International Human Rights
Michael Tigar would say that he became a lawyer because he “wanted to participate in the struggle for human rights.” He demonstrated this commitment early on through his domestic legal work, particularly on racial justice and civil liberties. He also drew linkages among those issues, United States foreign policy, and international law. His law school Valedictory Speech for example, argued that the Vietnam War violated international law and criticized the US for not acting in accordance with the values of the UN Charter.
Tigar would later turn to international human rights law directly in both his scholarly work and practice.
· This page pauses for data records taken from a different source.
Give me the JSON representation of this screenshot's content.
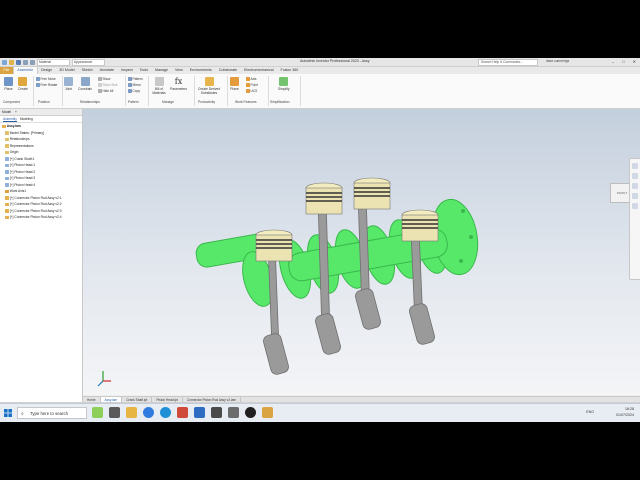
{
  "app": {
    "title": "Autodesk Inventor Professional 2023 - Assy",
    "material": "Material",
    "appearance": "Appearance",
    "search_placeholder": "Search Help & Commands...",
    "user": "dave.cummings"
  },
  "ribbon_tabs": [
    "File",
    "Assemble",
    "Design",
    "3D Model",
    "Sketch",
    "Annotate",
    "Inspect",
    "Tools",
    "Manage",
    "View",
    "Environments",
    "Collaborate",
    "Electromechanical",
    "Fusion 360"
  ],
  "ribbon": {
    "place": "Place",
    "create": "Create",
    "free_move": "Free Move",
    "free_rotate": "Free Rotate",
    "joint": "Joint",
    "constrain": "Constrain",
    "show": "Show",
    "show_sick": "Show Sick",
    "hide_all": "Hide All",
    "pattern": "Pattern",
    "mirror": "Mirror",
    "copy": "Copy",
    "bill_of_materials": "Bill of Materials",
    "parameters": "Parameters",
    "create_derived": "Create Derived Substitutes",
    "plane": "Plane",
    "axis": "Axis",
    "point": "Point",
    "ucs": "UCS",
    "simplify": "Simplify",
    "groups": [
      "Component",
      "Position",
      "Relationships",
      "Pattern",
      "Manage",
      "Productivity",
      "Work Features",
      "Simplification"
    ]
  },
  "browser": {
    "header": "Model",
    "tabs": [
      "Assembly",
      "Modeling"
    ],
    "tree": [
      "Assy.iam",
      "Model States: [Primary]",
      "Relationships",
      "Representations",
      "Origin",
      "[+] Crank Shaft:1",
      "[+] Piston Head:1",
      "[+] Piston Head:2",
      "[+] Piston Head:3",
      "[+] Piston Head:4",
      "Work Axis1",
      "[+] Connector Piston Rod Assy v2:1",
      "[+] Connector Piston Rod Assy v2:2",
      "[+] Connector Piston Rod Assy v2:3",
      "[+] Connector Piston Rod Assy v2:4"
    ]
  },
  "viewport": {
    "viewcube_label": "FRONT"
  },
  "document_tabs": [
    "Home",
    "Assy.iam",
    "Crank Shaft.ipt",
    "Piston Head.ipt",
    "Connector Piston Rod Assy v2.iam"
  ],
  "active_document_tab": 1,
  "status": {
    "left": "Ready",
    "page": "37",
    "count": "6"
  },
  "taskbar": {
    "search": "Type here to search",
    "time": "18:28",
    "date": "01/07/2024",
    "lang": "ENG"
  },
  "colors": {
    "crank": "#57e86a",
    "rod": "#9a9a9a",
    "piston": "#ece3b2",
    "accent": "#2a5fa8",
    "file_tab": "#d9a441"
  }
}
Since 2000, much of his human rights litigation has been conducted through the clinic he established at the American University Washington College of Law, the UNROW Human Rights Impact Litigation Clinic.
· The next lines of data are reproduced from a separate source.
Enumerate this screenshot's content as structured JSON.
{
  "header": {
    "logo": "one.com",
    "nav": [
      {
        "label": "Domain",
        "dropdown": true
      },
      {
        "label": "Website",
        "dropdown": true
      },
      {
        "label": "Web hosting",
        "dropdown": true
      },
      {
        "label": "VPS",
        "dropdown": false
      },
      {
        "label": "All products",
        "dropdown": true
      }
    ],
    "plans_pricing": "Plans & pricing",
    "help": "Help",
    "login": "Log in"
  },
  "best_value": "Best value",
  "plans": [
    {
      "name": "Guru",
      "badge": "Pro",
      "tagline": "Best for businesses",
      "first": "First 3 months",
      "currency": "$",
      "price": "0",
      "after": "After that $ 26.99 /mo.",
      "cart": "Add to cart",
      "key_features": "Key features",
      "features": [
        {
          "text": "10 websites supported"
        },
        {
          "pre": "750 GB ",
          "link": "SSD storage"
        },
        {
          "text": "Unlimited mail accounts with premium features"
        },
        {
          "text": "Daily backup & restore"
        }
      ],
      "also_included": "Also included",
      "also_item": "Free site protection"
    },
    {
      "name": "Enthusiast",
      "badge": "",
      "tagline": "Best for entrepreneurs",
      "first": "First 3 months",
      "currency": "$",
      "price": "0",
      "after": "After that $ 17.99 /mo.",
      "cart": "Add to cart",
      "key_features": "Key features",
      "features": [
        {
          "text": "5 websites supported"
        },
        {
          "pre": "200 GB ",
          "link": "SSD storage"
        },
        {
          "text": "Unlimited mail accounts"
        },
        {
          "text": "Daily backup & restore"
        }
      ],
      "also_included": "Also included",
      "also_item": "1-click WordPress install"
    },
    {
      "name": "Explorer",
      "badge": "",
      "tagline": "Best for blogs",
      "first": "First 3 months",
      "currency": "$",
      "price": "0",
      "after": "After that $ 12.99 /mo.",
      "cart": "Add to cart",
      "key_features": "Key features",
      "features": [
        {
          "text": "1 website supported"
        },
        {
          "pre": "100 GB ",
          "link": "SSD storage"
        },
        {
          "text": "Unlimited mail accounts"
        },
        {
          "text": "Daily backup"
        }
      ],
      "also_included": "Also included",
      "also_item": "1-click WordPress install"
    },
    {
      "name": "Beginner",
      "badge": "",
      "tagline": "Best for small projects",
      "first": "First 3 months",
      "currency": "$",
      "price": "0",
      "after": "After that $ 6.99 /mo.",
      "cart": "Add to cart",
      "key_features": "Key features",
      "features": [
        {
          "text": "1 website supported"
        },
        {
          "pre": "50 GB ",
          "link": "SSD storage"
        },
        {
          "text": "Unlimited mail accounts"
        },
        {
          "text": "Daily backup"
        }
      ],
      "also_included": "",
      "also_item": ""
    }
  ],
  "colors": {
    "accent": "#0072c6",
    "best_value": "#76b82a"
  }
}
This section includes items from much of Tigar’s human rights practice. Several documents, for example, relate to his successful civil suit against the Chilean government for the 1976 car bombing assassination in Washington, D.C. of former Chilean Foreign Minister Orlando Letelier, a leading opponent of Pinochet, and his American colleague, Ronni Karpen Moffitt. Also included are journals, audio recordings, and other materials related to his work in South Africa during apartheid, when he trained lawyers for the African National Congress and the Black Lawyers Association. There is a foreword written by Tigar to Island of Shame, a book by David Vine on the Chagossian people; Tigar has been counsel to the Chagos Refugee Group in advocacy in the United Kingdom, the US, and Mauritius.
The section also contains a number of book reviews and articles by Tigar on the history of international law and human rights. We have put some of his writings on international criminal law, as well as on criminal law and procedures in other countries, in this section as well. Here also is a piece he wrote about his controversial defense of John Demjanjuk. (For more on Demjanjuk, see items in Procedure).